I believe that now is one of those times. Those that believe that they know what the outcome of the current state of economic affairs will be are making a high conviction forecast based on an unprecedented set of economic circumstances. There is nothing new about a country debasing its currency, and there is similarly nothing new about trying to inflate assets in order to prevent a debt liquidation and deflation. But it is certainly new to do so in an economy as deep and diversified as the U.S. economy, and to do so in such a coordinated manner within the global economy. By our count we are now up to about $12 trillion of guarantees and promises to invest by the various agencies of the U.S. government, and that is in the context of a $14 trillion economy. Who can know where this will lead?

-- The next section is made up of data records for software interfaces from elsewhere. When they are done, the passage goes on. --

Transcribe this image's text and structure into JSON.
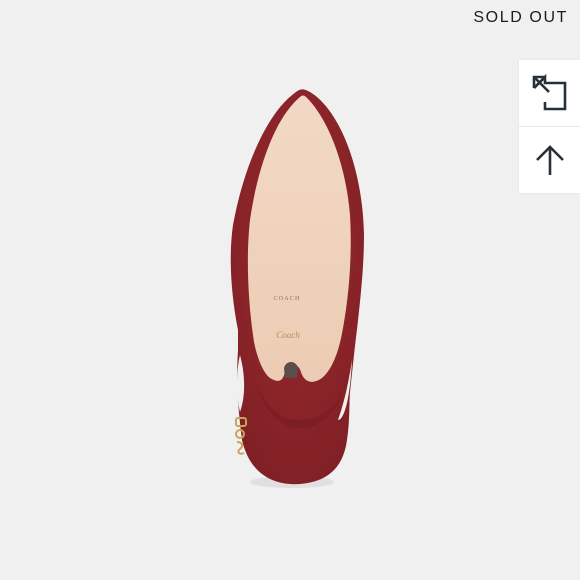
{
  "status": {
    "sold_out_label": "SOLD OUT"
  },
  "side_actions": [
    {
      "icon": "share-icon"
    },
    {
      "icon": "arrow-up-icon"
    }
  ],
  "product_image": {
    "sole_brand_text": "COACH",
    "sole_logo_text": "Coach"
  },
  "colors": {
    "background": "#f0f0f0",
    "suede": "#8b2328",
    "suede_dark": "#6e1a1f",
    "sole": "#f0d3bd",
    "buckle": "#c8a35a",
    "icon": "#263238"
  }
}
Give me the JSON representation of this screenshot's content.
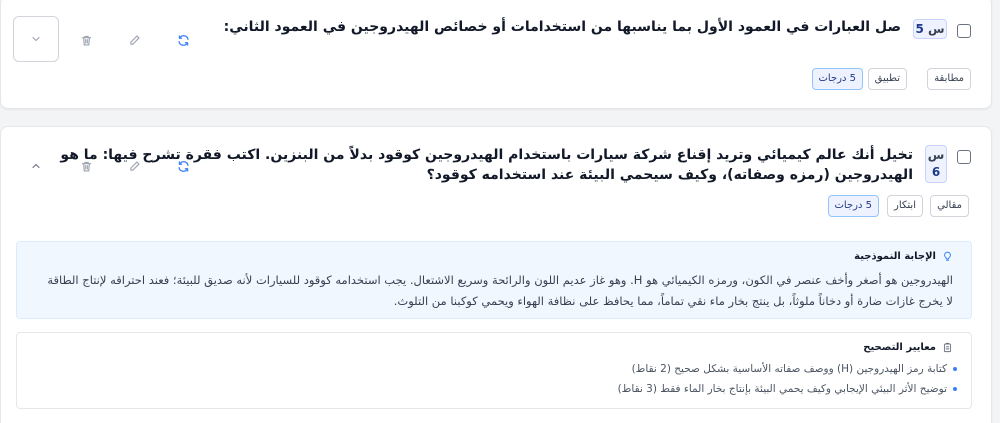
{
  "questions": [
    {
      "number_prefix": "س",
      "number": "5",
      "text": "صل العبارات في العمود الأول بما يناسبها من استخدامات أو خصائص الهيدروجين في العمود الثاني:",
      "tags": {
        "type": "مطابقة",
        "level": "تطبيق",
        "grade": "5 درجات"
      }
    },
    {
      "number_prefix": "س",
      "number": "6",
      "text_line1": "تخيل أنك عالم كيميائي وتريد إقناع شركة سيارات باستخدام الهيدروجين كوقود بدلاً من البنزين. اكتب فقرة تشرح فيها: ما هو",
      "text_line2": "الهيدروجين (رمزه وصفاته)، وكيف سيحمي البيئة عند استخدامه كوقود؟",
      "tags": {
        "type": "مقالي",
        "level": "ابتكار",
        "grade": "5 درجات"
      },
      "model_answer": {
        "title": "الإجابة النموذجية",
        "line1": "الهيدروجين هو أصغر وأخف عنصر في الكون، ورمزه الكيميائي هو H. وهو غاز عديم اللون والرائحة وسريع الاشتعال. يجب استخدامه كوقود للسيارات لأنه صديق للبيئة؛ فعند احتراقه لإنتاج الطاقة",
        "line2": "لا يخرج غازات ضارة أو دخاناً ملوثاً، بل ينتج بخار ماء نقي تماماً، مما يحافظ على نظافة الهواء ويحمي كوكبنا من التلوث."
      },
      "criteria": {
        "title": "معايير التصحيح",
        "items": [
          "كتابة رمز الهيدروجين (H) ووصف صفاته الأساسية بشكل صحيح (2 نقاط)",
          "توضيح الأثر البيئي الإيجابي وكيف يحمي البيئة بإنتاج بخار الماء فقط (3 نقاط)"
        ]
      }
    }
  ],
  "icons": {
    "refresh": "refresh-icon",
    "edit": "pencil-icon",
    "delete": "trash-icon",
    "expand": "chevron-down-icon",
    "collapse": "chevron-up-icon",
    "model": "lightbulb-icon",
    "criteria": "clipboard-icon"
  },
  "colors": {
    "accent": "#3b82f6",
    "badge_bg": "#eef2ff",
    "model_bg": "#f0f7ff"
  }
}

Low conviction forecasts are not a problem for us as a relative value manager. In this case we get more, rather than less, diversified. In addition, we manage portfolio risk to be closer to our client’s risk benchmarks, as opposed to making large bets one way or the other. Our assessment of whether or not this latest 30% rally off of the intraday low of 666 for the S&P 500 Index represents the beginning of the next cyclical bull is inconclusive. At the moment I would characterize the situation as a coin flip either way, and in that situation we will hug our benchmarks, more or less. However, there is no doubt that the entire investment team would be more comfortable if the market would back and fill a little, and give us the opportunity to add to risk positions after a meaningful retracement of recent gains.